* [WHAT THE TASK ASKS] Report each line from the entries in which "medium" can be found.

Top of GIVEN RECORDS

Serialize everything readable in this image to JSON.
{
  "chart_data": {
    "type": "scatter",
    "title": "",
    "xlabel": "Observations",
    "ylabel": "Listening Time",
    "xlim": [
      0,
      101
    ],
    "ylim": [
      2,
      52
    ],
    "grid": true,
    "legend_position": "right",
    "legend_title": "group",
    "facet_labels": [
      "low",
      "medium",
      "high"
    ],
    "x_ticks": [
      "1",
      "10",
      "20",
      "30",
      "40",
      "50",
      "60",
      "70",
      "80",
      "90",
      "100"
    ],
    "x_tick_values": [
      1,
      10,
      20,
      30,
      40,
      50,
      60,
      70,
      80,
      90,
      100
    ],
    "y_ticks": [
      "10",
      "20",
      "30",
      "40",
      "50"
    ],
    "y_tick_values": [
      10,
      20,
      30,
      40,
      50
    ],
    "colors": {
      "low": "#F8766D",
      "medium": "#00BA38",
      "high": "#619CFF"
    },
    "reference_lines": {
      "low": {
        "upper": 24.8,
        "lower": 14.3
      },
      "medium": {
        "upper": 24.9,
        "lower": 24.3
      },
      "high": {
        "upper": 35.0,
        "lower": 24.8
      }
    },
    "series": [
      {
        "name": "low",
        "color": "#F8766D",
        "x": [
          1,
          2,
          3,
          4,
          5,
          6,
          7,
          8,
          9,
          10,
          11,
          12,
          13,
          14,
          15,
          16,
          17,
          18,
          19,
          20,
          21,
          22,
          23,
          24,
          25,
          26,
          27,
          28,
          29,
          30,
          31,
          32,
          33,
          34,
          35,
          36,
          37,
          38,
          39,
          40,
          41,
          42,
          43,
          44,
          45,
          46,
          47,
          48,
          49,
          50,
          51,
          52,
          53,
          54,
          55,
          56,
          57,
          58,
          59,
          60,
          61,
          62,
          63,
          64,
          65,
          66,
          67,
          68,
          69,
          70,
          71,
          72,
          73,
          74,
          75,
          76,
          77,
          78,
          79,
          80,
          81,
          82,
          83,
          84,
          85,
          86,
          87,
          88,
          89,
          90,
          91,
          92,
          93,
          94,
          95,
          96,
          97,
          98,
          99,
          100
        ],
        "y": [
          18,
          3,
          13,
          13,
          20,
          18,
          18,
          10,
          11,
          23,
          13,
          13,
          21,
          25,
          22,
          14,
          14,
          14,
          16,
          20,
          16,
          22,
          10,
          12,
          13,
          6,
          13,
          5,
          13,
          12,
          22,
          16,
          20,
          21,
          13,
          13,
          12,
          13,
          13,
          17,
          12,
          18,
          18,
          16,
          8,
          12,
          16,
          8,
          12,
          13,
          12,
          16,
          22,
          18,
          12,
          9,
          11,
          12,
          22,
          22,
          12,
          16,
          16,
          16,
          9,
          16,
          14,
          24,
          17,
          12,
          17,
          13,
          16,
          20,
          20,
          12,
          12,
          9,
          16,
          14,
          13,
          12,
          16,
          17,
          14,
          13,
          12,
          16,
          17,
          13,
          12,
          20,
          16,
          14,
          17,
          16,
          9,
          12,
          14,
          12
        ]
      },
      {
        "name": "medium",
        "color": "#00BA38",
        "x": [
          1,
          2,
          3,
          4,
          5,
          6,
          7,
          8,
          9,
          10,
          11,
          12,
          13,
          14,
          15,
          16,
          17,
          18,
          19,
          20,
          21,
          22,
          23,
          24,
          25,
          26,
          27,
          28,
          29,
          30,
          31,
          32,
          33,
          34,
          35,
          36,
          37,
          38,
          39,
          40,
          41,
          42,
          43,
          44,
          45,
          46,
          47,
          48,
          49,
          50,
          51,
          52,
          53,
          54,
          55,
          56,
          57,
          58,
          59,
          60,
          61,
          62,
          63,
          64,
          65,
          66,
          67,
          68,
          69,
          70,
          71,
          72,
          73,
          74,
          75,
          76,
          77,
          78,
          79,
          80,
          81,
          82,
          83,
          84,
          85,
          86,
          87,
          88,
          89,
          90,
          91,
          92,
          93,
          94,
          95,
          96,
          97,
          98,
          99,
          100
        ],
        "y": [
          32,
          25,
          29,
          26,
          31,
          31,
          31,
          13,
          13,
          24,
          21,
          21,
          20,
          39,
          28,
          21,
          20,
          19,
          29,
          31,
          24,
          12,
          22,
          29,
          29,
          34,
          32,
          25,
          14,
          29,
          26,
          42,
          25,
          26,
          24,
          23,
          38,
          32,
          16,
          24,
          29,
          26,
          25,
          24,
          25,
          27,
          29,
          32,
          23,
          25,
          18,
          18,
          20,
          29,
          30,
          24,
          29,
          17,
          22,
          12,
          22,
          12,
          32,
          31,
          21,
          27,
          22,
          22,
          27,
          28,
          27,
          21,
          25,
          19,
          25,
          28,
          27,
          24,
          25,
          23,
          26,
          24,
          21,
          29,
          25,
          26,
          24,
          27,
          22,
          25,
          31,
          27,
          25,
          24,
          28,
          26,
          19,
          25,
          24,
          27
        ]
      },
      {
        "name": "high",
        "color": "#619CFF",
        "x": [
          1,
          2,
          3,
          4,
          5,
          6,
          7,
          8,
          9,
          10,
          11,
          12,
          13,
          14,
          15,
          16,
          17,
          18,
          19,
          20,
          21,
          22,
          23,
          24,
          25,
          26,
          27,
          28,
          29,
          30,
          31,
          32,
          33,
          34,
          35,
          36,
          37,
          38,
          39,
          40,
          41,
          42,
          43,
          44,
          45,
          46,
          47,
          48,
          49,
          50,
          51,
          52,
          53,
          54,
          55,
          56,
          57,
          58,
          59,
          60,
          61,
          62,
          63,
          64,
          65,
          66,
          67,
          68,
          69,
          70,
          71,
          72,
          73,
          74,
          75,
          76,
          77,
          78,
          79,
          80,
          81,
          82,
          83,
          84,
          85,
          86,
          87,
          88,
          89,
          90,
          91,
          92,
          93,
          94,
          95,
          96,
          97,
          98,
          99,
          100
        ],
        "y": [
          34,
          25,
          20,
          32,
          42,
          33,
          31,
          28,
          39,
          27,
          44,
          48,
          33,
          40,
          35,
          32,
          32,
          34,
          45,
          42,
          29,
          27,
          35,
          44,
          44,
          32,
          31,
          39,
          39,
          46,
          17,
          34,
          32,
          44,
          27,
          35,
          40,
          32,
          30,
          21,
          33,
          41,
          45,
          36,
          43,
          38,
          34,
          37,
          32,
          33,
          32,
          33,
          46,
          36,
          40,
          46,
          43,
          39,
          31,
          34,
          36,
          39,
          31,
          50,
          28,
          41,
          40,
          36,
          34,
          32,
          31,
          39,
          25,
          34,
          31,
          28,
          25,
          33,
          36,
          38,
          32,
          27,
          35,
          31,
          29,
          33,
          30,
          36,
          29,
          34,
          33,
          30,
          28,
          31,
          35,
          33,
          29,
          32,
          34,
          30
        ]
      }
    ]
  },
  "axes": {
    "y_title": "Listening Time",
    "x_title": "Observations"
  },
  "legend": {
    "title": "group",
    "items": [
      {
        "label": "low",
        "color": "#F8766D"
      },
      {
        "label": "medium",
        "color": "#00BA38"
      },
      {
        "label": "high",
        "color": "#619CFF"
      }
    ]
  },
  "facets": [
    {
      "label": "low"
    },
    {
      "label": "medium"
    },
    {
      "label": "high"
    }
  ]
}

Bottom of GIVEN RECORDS

* [RESPONSE TO THIS EXERCISE]
      "medium",
      "medium": "#00BA38",
      "medium": {
        "name": "medium",
        "label": "medium",
      "label": "medium"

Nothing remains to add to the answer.